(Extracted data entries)
|---|
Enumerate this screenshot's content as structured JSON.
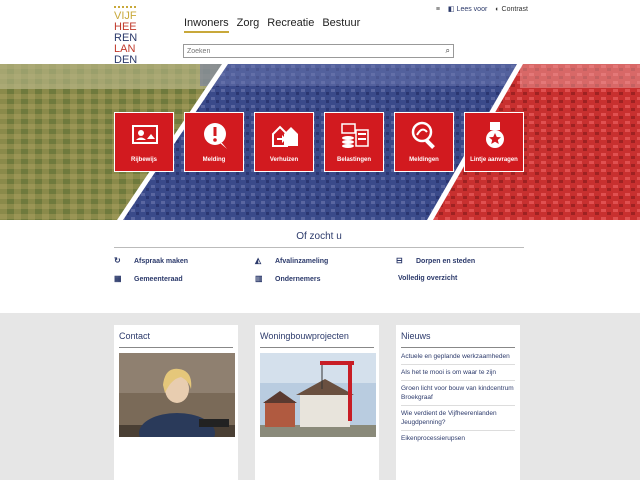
{
  "logo": {
    "l1": "VIJF",
    "l2": "HEE",
    "l3": "REN",
    "l4": "LAN",
    "l5": "DEN"
  },
  "util": {
    "icon1": "≡",
    "lees": "Lees voor",
    "contrast": "Contrast"
  },
  "nav": [
    {
      "label": "Inwoners"
    },
    {
      "label": "Zorg"
    },
    {
      "label": "Recreatie"
    },
    {
      "label": "Bestuur"
    }
  ],
  "search": {
    "placeholder": "Zoeken"
  },
  "tiles": [
    {
      "label": "Rijbewijs",
      "icon": "id-card-icon"
    },
    {
      "label": "Melding",
      "icon": "alert-icon"
    },
    {
      "label": "Verhuizen",
      "icon": "moving-house-icon"
    },
    {
      "label": "Belastingen",
      "icon": "taxes-icon"
    },
    {
      "label": "Meldingen",
      "icon": "magnifier-icon"
    },
    {
      "label": "Lintje aanvragen",
      "icon": "medal-icon"
    }
  ],
  "of_zocht_u": {
    "title": "Of zocht u",
    "links": [
      {
        "label": "Afspraak maken",
        "icon": "appointment-icon"
      },
      {
        "label": "Afvalinzameling",
        "icon": "waste-truck-icon"
      },
      {
        "label": "Dorpen en steden",
        "icon": "signpost-icon"
      },
      {
        "label": "Gemeenteraad",
        "icon": "council-icon"
      },
      {
        "label": "Ondernemers",
        "icon": "business-icon"
      },
      {
        "label": "Volledig overzicht",
        "icon": ""
      }
    ]
  },
  "cards": {
    "contact": {
      "title": "Contact"
    },
    "woningbouw": {
      "title": "Woningbouwprojecten"
    },
    "nieuws": {
      "title": "Nieuws",
      "items": [
        "Actuele en geplande werkzaamheden",
        "Als het te mooi is om waar te zijn",
        "Groen licht voor bouw van kindcentrum Broekgraaf",
        "Wie verdient de Vijfheerenlanden Jeugdpenning?",
        "Eikenprocessierupsen"
      ]
    }
  },
  "colors": {
    "red": "#d21a1f",
    "navy": "#2c3a6b",
    "gold": "#c8a83a"
  }
}
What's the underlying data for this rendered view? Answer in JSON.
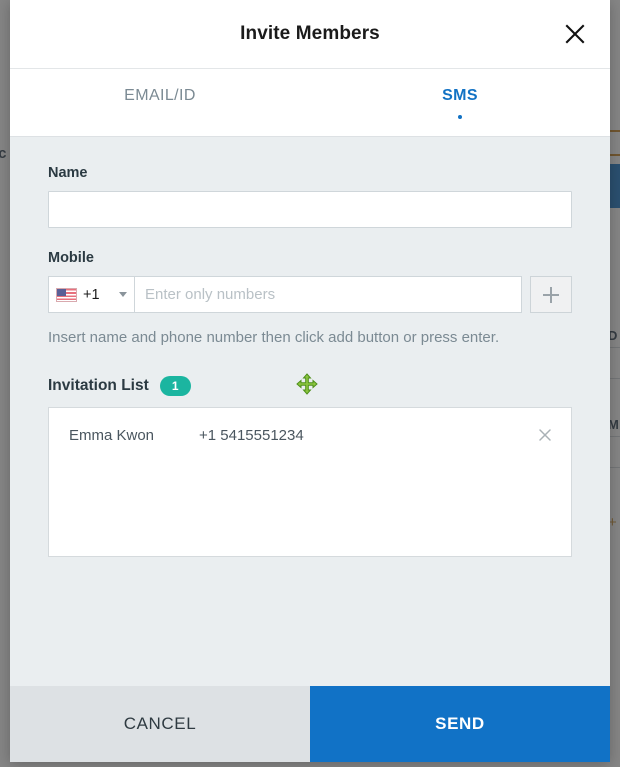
{
  "background": {
    "left_text": ".c",
    "labels": [
      "D",
      "M"
    ],
    "accent": "#1172c6"
  },
  "modal": {
    "title": "Invite Members",
    "close_icon": "close-icon",
    "tabs": [
      {
        "label": "EMAIL/ID",
        "active": false
      },
      {
        "label": "SMS",
        "active": true
      }
    ],
    "name_field": {
      "label": "Name",
      "value": "",
      "placeholder": ""
    },
    "mobile_field": {
      "label": "Mobile",
      "country_flag": "us-flag-icon",
      "country_code": "+1",
      "value": "",
      "placeholder": "Enter only numbers",
      "add_icon": "plus-icon"
    },
    "hint": "Insert name and phone number then click add button or press enter.",
    "invitation_list": {
      "title": "Invitation List",
      "count": "1",
      "badge_color": "#1bb5a0",
      "items": [
        {
          "name": "Emma Kwon",
          "phone": "+1 5415551234",
          "remove_icon": "close-icon"
        }
      ]
    },
    "footer": {
      "cancel_label": "CANCEL",
      "send_label": "SEND",
      "send_color": "#1172c6"
    }
  },
  "cursor": {
    "type": "move-cursor",
    "color": "#76c043"
  }
}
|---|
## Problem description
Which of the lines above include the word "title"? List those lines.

## Answer below
    "title": "Of zocht u",
      "title": "Contact"
      "title": "Woningbouwprojecten"
      "title": "Nieuws",
    "title": "Invite Members",
      "title": "Invitation List",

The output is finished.